▶ **Work instructions**
Your answer should be the lines of the data below that contain "Pagamento".

▶ **Element data from apps and pages**
◇ ◇ ◇ ◇ ◇

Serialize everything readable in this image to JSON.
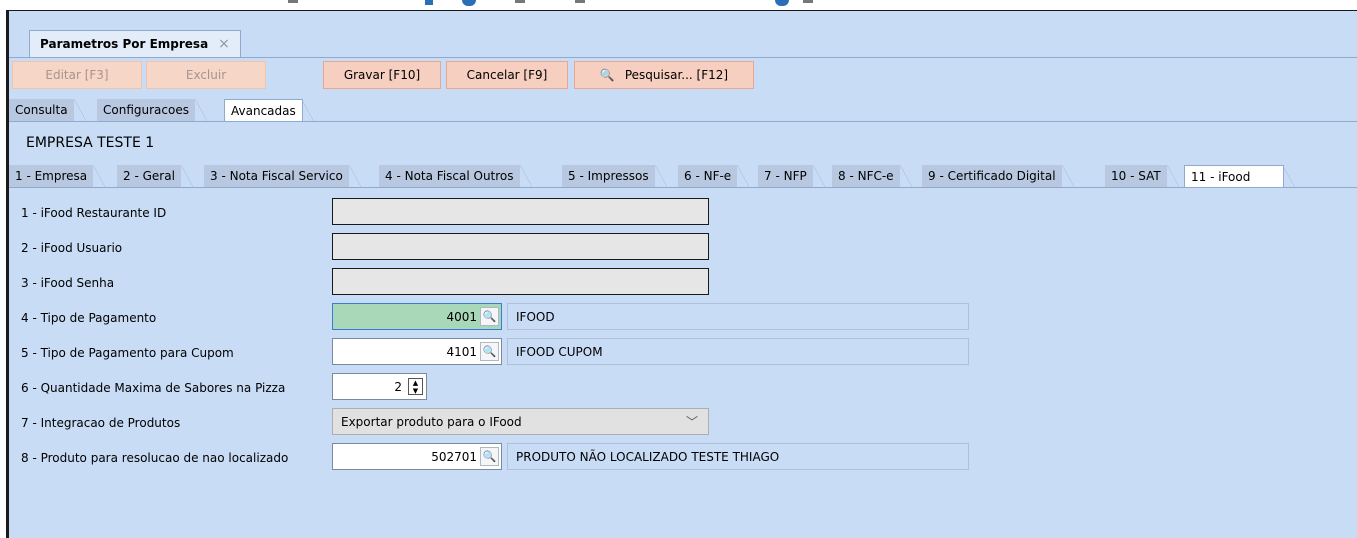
{
  "document_tab": {
    "title": "Parametros Por Empresa",
    "close_icon": "×"
  },
  "toolbar": {
    "edit_label": "Editar [F3]",
    "delete_label": "Excluir",
    "save_label": "Gravar [F10]",
    "cancel_label": "Cancelar [F9]",
    "search_label": "Pesquisar... [F12]"
  },
  "view_tabs": [
    "Consulta",
    "Configuracoes",
    "Avancadas"
  ],
  "company_name": "EMPRESA TESTE 1",
  "section_tabs": [
    "1 - Empresa",
    "2 - Geral",
    "3 - Nota Fiscal Servico",
    "4 - Nota Fiscal Outros",
    "5 - Impressos",
    "6 - NF-e",
    "7 - NFP",
    "8 - NFC-e",
    "9 - Certificado Digital",
    "10 - SAT",
    "11 - iFood"
  ],
  "form": {
    "restaurant_id_label": "1 - iFood Restaurante ID",
    "restaurant_id_value": "",
    "user_label": "2 - iFood Usuario",
    "user_value": "",
    "password_label": "3 - iFood Senha",
    "password_value": "",
    "payment_type_label": "4 - Tipo de Pagamento",
    "payment_type_code": "4001",
    "payment_type_desc": "IFOOD",
    "coupon_payment_label": "5 - Tipo de Pagamento para Cupom",
    "coupon_payment_code": "4101",
    "coupon_payment_desc": "IFOOD CUPOM",
    "max_flavors_label": "6 - Quantidade Maxima de Sabores na Pizza",
    "max_flavors_value": "2",
    "product_integration_label": "7 - Integracao de Produtos",
    "product_integration_value": "Exportar produto para o IFood",
    "not_found_product_label": "8 - Produto para resolucao de nao localizado",
    "not_found_product_code": "502701",
    "not_found_product_desc": "PRODUTO NÃO LOCALIZADO TESTE THIAGO"
  },
  "colors": {
    "background": "#c9dcf5",
    "button": "#f7cfc0",
    "focus": "#a8d8b8"
  }
}
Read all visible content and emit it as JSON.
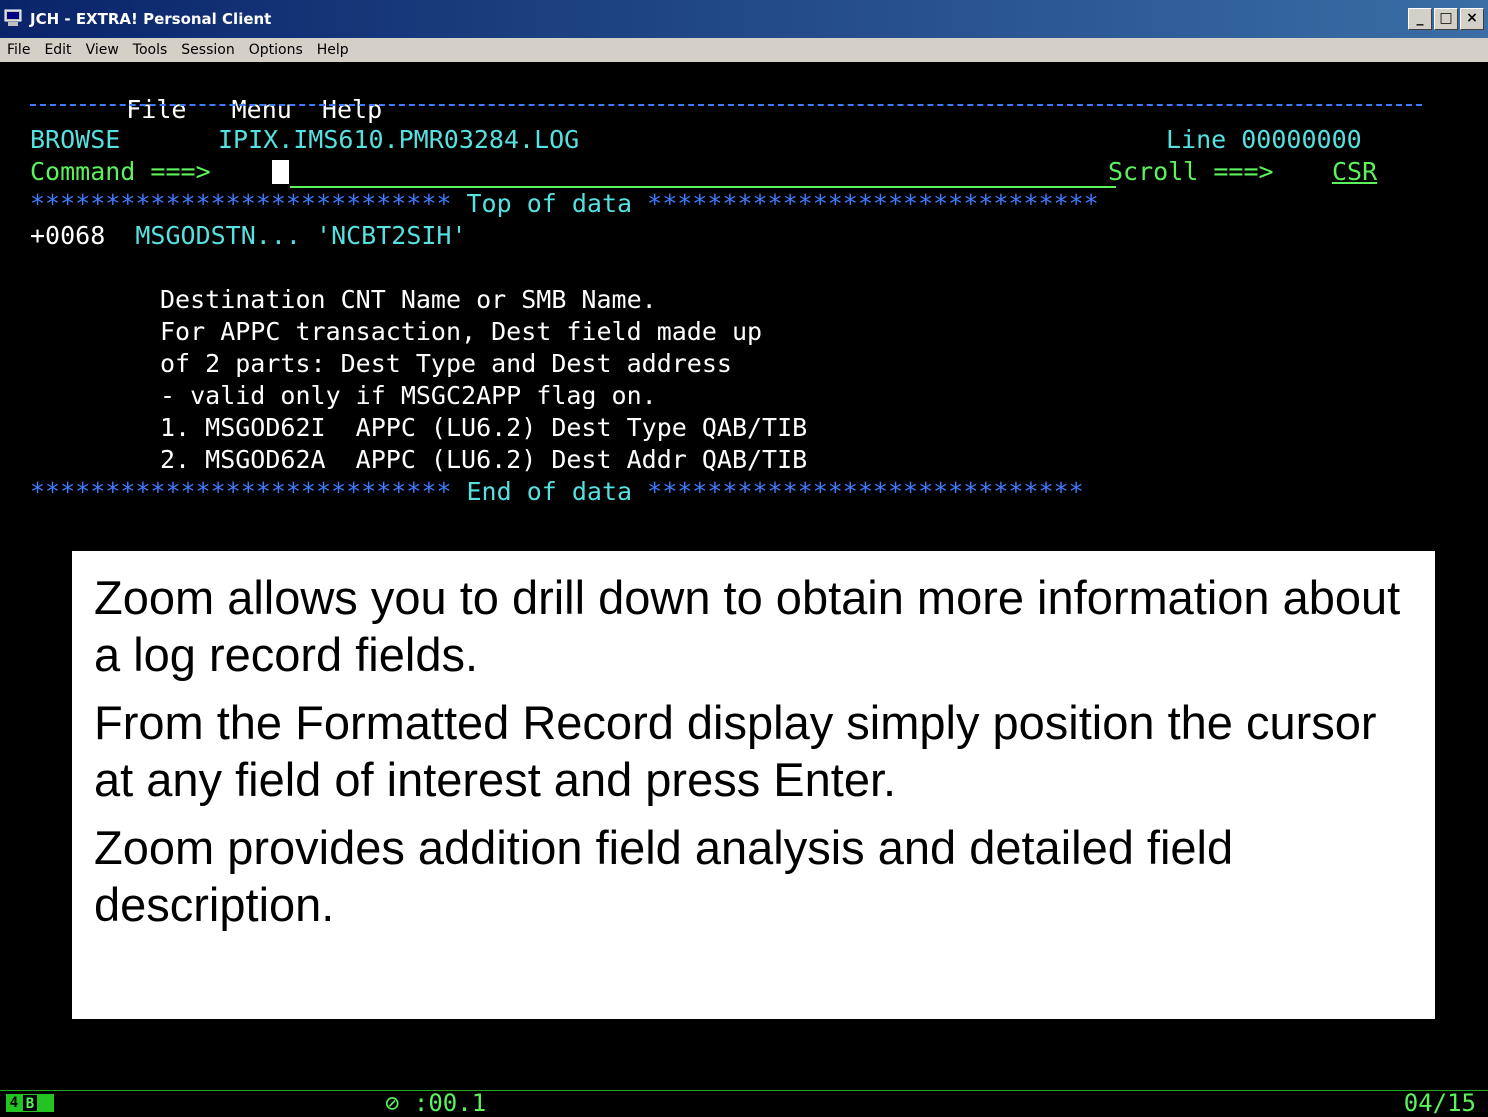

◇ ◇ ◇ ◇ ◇

▶ **Exercise result**
    "payment_type_label": "4 - Tipo de Pagamento",
    "coupon_payment_label": "5 - Tipo de Pagamento para Cupom",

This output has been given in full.